[Opening MATERIAL SHOWN section]

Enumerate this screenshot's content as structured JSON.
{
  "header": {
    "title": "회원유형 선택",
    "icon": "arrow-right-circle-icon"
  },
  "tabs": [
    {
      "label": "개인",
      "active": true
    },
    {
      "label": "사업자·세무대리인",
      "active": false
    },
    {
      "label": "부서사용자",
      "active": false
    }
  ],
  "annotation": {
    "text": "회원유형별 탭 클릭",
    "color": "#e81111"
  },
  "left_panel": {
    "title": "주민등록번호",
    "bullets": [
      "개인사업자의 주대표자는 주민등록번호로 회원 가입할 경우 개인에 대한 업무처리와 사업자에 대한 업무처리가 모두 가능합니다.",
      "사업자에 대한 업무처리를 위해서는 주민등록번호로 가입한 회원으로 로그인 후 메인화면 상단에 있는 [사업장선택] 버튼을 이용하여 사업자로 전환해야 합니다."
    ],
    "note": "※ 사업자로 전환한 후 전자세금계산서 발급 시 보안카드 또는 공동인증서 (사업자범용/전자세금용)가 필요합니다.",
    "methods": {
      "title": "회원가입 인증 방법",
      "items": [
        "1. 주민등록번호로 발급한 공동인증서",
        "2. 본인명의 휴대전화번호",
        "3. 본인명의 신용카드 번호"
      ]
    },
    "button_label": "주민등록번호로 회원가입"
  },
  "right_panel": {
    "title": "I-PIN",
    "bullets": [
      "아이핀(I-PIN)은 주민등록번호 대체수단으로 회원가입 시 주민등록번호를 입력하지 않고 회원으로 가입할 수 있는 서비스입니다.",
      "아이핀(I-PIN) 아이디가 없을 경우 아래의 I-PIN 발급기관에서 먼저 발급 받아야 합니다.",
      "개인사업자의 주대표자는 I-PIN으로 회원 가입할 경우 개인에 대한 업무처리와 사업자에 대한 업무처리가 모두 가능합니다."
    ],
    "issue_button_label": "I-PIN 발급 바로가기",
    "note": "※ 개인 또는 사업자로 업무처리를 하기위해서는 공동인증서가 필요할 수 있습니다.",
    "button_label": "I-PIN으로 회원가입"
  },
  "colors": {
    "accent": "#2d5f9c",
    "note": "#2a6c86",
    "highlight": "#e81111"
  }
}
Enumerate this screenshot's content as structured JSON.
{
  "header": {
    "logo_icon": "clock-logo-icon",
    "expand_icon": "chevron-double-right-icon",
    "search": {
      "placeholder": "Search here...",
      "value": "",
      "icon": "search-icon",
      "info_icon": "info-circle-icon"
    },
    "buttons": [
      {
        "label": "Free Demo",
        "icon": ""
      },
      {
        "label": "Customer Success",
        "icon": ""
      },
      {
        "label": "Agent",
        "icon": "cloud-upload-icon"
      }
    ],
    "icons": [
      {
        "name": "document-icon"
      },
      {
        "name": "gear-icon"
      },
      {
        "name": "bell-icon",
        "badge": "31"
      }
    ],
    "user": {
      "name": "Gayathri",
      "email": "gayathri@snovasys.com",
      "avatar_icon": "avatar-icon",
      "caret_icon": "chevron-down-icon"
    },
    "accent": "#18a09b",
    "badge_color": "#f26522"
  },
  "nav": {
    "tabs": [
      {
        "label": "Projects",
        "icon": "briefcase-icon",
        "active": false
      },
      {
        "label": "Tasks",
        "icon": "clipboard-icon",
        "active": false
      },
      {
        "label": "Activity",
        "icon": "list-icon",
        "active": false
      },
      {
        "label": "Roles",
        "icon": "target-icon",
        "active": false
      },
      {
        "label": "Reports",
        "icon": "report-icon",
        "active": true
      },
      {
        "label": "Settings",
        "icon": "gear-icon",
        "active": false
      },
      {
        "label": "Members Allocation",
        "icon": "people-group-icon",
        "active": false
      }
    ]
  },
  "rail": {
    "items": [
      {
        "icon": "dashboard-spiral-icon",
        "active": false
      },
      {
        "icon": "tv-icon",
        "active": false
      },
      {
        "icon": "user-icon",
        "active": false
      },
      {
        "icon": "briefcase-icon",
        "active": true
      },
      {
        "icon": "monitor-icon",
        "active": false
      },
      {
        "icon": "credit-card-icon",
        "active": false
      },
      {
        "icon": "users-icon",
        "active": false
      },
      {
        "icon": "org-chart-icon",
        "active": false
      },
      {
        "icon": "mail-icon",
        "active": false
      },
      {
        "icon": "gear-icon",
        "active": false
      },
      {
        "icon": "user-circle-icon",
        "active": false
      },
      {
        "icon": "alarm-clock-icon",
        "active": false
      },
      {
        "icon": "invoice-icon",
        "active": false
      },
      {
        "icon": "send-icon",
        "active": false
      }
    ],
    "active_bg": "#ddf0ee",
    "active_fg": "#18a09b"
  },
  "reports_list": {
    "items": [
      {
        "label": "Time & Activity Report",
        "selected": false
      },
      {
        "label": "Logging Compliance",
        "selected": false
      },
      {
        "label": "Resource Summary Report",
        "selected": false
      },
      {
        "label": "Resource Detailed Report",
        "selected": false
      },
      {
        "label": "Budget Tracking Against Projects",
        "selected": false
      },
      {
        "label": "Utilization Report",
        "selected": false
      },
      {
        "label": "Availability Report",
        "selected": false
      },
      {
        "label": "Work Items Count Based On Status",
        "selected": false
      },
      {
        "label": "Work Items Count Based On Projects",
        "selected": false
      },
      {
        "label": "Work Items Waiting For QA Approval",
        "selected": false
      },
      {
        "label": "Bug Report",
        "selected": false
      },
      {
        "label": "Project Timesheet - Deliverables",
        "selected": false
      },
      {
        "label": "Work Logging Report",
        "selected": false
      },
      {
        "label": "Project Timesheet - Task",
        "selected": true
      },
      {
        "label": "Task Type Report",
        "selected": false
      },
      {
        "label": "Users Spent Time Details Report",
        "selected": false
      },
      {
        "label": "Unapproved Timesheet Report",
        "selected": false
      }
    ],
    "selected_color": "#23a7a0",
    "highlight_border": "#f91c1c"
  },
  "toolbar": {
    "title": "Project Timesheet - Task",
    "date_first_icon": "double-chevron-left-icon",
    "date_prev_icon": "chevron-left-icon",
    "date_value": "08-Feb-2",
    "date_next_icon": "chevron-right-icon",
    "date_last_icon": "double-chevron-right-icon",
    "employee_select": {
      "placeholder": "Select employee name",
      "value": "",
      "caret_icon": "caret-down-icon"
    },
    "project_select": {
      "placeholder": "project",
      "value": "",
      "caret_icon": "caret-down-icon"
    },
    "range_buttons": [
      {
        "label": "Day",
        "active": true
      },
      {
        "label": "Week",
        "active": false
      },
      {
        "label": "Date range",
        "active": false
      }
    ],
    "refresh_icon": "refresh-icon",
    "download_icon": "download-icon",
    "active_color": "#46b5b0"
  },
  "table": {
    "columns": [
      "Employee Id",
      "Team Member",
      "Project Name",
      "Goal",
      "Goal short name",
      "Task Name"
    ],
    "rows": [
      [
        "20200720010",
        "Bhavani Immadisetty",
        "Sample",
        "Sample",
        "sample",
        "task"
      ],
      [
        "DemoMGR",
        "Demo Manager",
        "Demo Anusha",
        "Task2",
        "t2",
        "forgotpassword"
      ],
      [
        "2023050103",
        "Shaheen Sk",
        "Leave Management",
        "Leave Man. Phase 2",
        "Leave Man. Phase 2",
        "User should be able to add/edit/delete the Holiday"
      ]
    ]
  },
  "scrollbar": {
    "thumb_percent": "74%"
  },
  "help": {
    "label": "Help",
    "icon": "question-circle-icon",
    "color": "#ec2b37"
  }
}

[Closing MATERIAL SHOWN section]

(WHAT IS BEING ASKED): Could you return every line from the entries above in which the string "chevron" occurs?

(EXERCISE SOLUTION):
    "expand_icon": "chevron-double-right-icon",
      "caret_icon": "chevron-down-icon"
    "date_first_icon": "double-chevron-left-icon",
    "date_prev_icon": "chevron-left-icon",
    "date_next_icon": "chevron-right-icon",
    "date_last_icon": "double-chevron-right-icon",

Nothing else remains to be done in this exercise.